The response should hold every record from the listing that follows, verbatim, and no pictures.
===== Records for the exercise
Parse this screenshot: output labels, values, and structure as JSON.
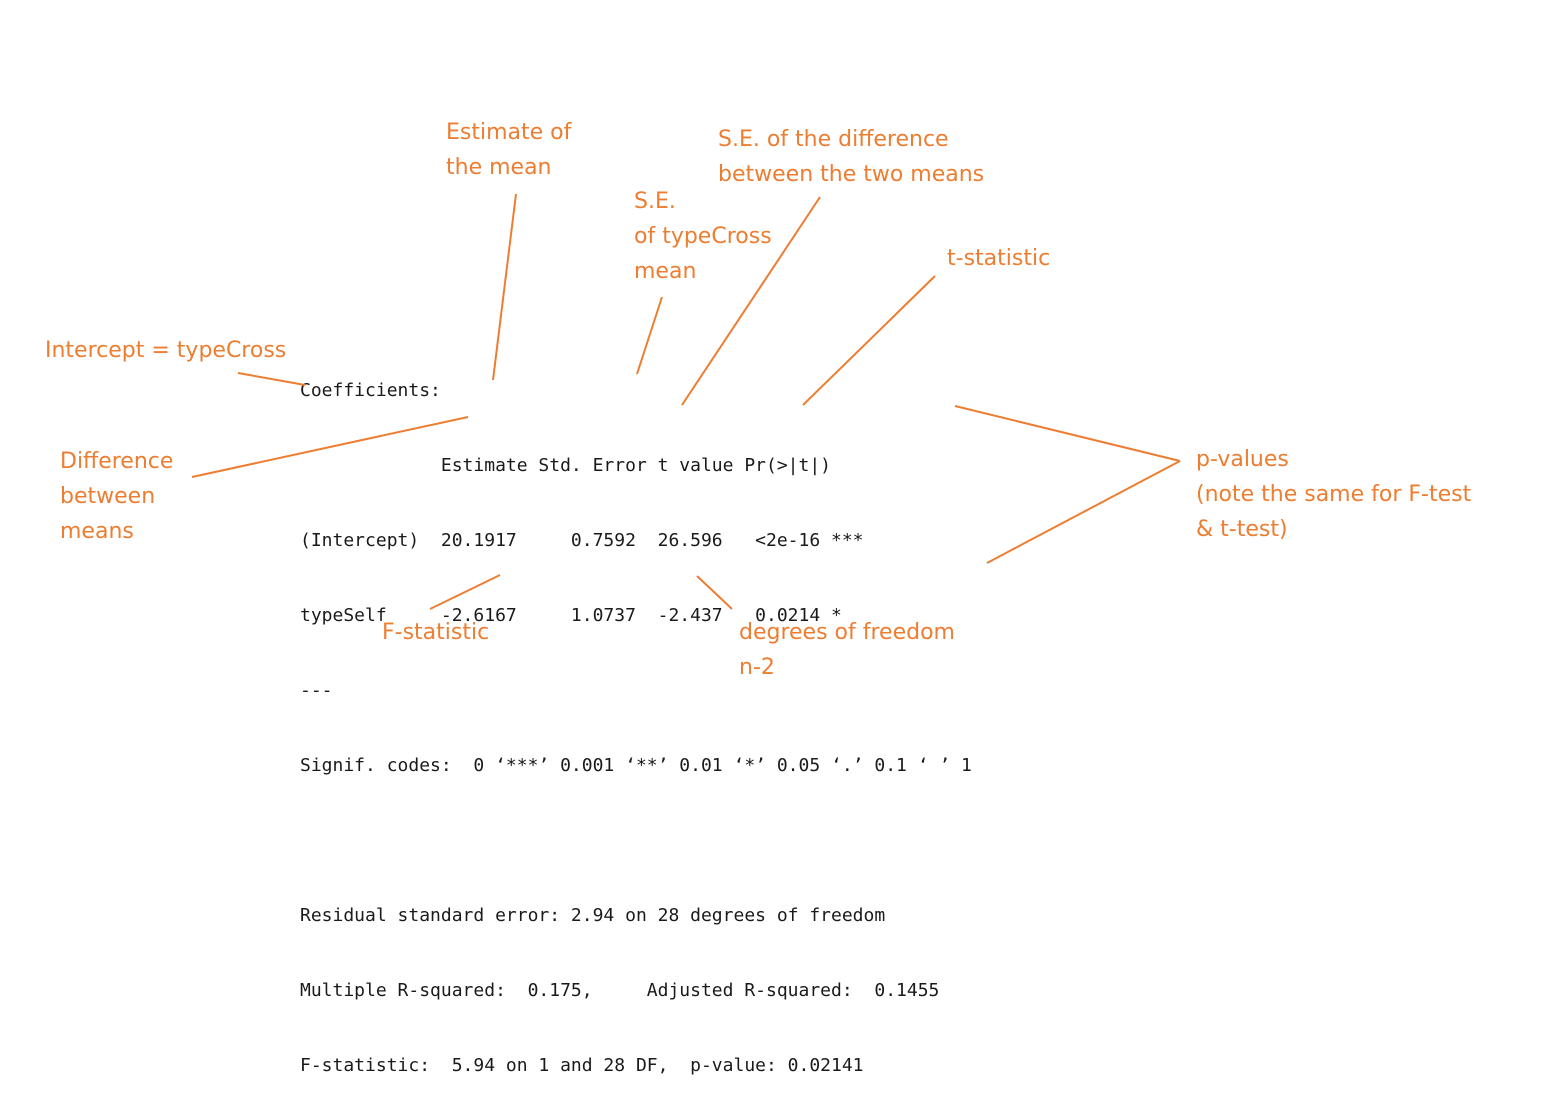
{
  "console": {
    "lines": [
      "Coefficients:",
      "             Estimate Std. Error t value Pr(>|t|)",
      "(Intercept)  20.1917     0.7592  26.596   <2e-16 ***",
      "typeSelf     -2.6167     1.0737  -2.437   0.0214 *",
      "---",
      "Signif. codes:  0 ‘***’ 0.001 ‘**’ 0.01 ‘*’ 0.05 ‘.’ 0.1 ‘ ’ 1",
      "",
      "Residual standard error: 2.94 on 28 degrees of freedom",
      "Multiple R-squared:  0.175,     Adjusted R-squared:  0.1455",
      "F-statistic:  5.94 on 1 and 28 DF,  p-value: 0.02141"
    ]
  },
  "annotations": {
    "estimate_mean": [
      "Estimate of",
      "the mean"
    ],
    "se_typecross": [
      "S.E.",
      "of typeCross",
      "mean"
    ],
    "se_difference": [
      "S.E. of the difference",
      "between the two means"
    ],
    "t_statistic": [
      "t-statistic"
    ],
    "intercept": [
      "Intercept = typeCross"
    ],
    "difference_means": [
      "Difference",
      "between",
      "means"
    ],
    "p_values": [
      "p-values",
      "(note the same for F-test",
      "& t-test)"
    ],
    "f_statistic": [
      "F-statistic"
    ],
    "degrees_freedom": [
      "degrees of freedom",
      "n-2"
    ]
  },
  "colors": {
    "annotation": "#ed7d31",
    "console_text": "#1a1a1a",
    "background": "#ffffff"
  }
}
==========
= Task answer =
Parse this screenshot: output labels, values, and structure as JSON.
{
  "console": {
    "lines": [
      "Coefficients:",
      "             Estimate Std. Error t value Pr(>|t|)",
      "(Intercept)  20.1917     0.7592  26.596   <2e-16 ***",
      "typeSelf     -2.6167     1.0737  -2.437   0.0214 *",
      "---",
      "Signif. codes:  0 ‘***’ 0.001 ‘**’ 0.01 ‘*’ 0.05 ‘.’ 0.1 ‘ ’ 1",
      "",
      "Residual standard error: 2.94 on 28 degrees of freedom",
      "Multiple R-squared:  0.175,     Adjusted R-squared:  0.1455",
      "F-statistic:  5.94 on 1 and 28 DF,  p-value: 0.02141"
    ]
  },
  "annotations": {
    "estimate_mean": [
      "Estimate of",
      "the mean"
    ],
    "se_typecross": [
      "S.E.",
      "of typeCross",
      "mean"
    ],
    "se_difference": [
      "S.E. of the difference",
      "between the two means"
    ],
    "t_statistic": [
      "t-statistic"
    ],
    "intercept": [
      "Intercept = typeCross"
    ],
    "difference_means": [
      "Difference",
      "between",
      "means"
    ],
    "p_values": [
      "p-values",
      "(note the same for F-test",
      "& t-test)"
    ],
    "f_statistic": [
      "F-statistic"
    ],
    "degrees_freedom": [
      "degrees of freedom",
      "n-2"
    ]
  },
  "colors": {
    "annotation": "#ed7d31",
    "console_text": "#1a1a1a",
    "background": "#ffffff"
  }
}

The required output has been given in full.